March 17, 2012

| perri dermatology
Medically reviewed by Anthony J. Perri, M.D.

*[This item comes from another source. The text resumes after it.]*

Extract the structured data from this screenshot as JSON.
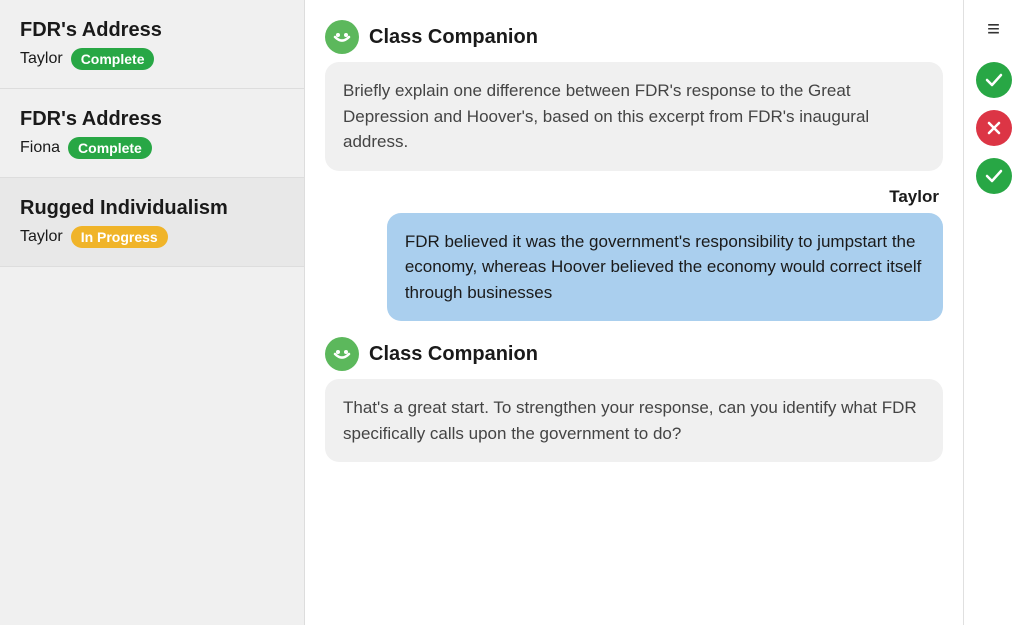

Xanthoma Disseminatum is a type of Non-X Histiocytosis that I occasionally encounter in both my The Woodlands dermatology and Conroe dermatology offices.  Clinically, Xanthoma Disseminatum appears as yellow/red/brown papules and nodules that can occur anywhere on the skin but are most prevalent in the folds and creases as well as the eyelids.  Over time, the papules and nodules become larger and can coalesce into larger plaques that encompass a significant body surface area.  Most commonly this skin disease occurs in children and young adults.  Approximately 50% of patients with Xanthoma Disseminatum have mucous membrane involvement.  The larynx and oropharynx can be involved leading to airway obstruction and difficulty breathing and talking.  The eyes can be involved as well leading to blindness.  In some instances the pituitary gland may be involved and up to 40% of patients with Xanthoma Disseminatum have diabetes insipidus.  Lipid levels are elevated in up to 20% of patients with Xanthoma Disseminatum.  Although this condition may spontaneously resolve, patients need close internal medicine surveillance and medicines such as cyclophosphamide have been successful in some patients.

Xanthoma disseminatum | perri dermatology